You can often do simple things yourself to ease an itchy bottom (anus). See a GP if the itching doesn't stop.
gently wash and dry your anus after pooing and before bed
wear loose-fitting cotton underwear
keep cool – avoid clothing and bedding that makes you overheat
have cooler, shorter showers or baths (under 20 minutes)
eat plenty of fibre – such as fruit and vegetables, wholegrain bread, pasta and cereal – to avoid runny poo or constipation
do not wipe your bottom after pooing – instead, wash with water or pat clean with moist toilet paper, then pat dry
do not scratch – if you can't stop, keep fingernails short and wear cotton gloves at night
do not strain when you go to the toilet
do not use scented soaps, bubble bath or bath oil
do not use perfumes or powders near your anus
do not eat spicy food or drink lots of alcohol and caffeine – these can make itching worse
You can ask the pharmacist if they have a private area where you can speak. They can suggest:
An itchy bottom that's worse at night is often caused by threadworms, especially in children.
Children under 2, and pregnant and breastfeeding women, can't usually take medicine for threadworms – see your GP, midwife or health visitor instead.
A GP will try to work out the cause of your itching. They might need to check your bottom (rectal examination).
Depending on the cause, the GP might:
Tell the GP immediately if a medicine, cream or ointment makes the itching worse.
You can also go to a sexual health clinic if you think your itchy bottom might be caused by a sexually transmitted infection (STI) – for example, if you've had unprotected sex. They can provide the same treatments you would get from a GP.
Many sexual health clinics also offer a walk-in service, where you don't need an appointment. They'll often get test results quicker than a GP.
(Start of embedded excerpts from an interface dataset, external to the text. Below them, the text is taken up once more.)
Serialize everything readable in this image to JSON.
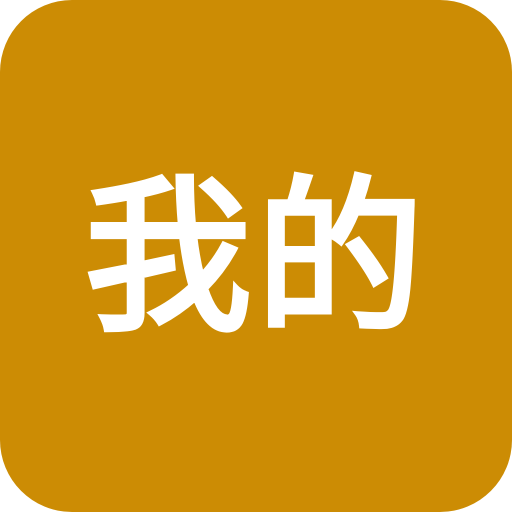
{
  "icon": {
    "label": "我的",
    "background_color": "#CC8C04",
    "text_color": "#FFFFFF"
  }
}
There's not always a clear cause of an itchy bottom. If it gets better quickly, it might have been caused by something that doesn't need treatment, like sweating a lot in hot weather.
If it lasts for longer, you might be able to get an idea of the cause from any other symptoms you have. But don't self-diagnose – see a GP if you're worried.
It's unusual for an itchy anus on its own to be related to something more serious. But in rare cases, it may be a sign of something like anal or bowel cancer, so it's important to get it checked by your GP.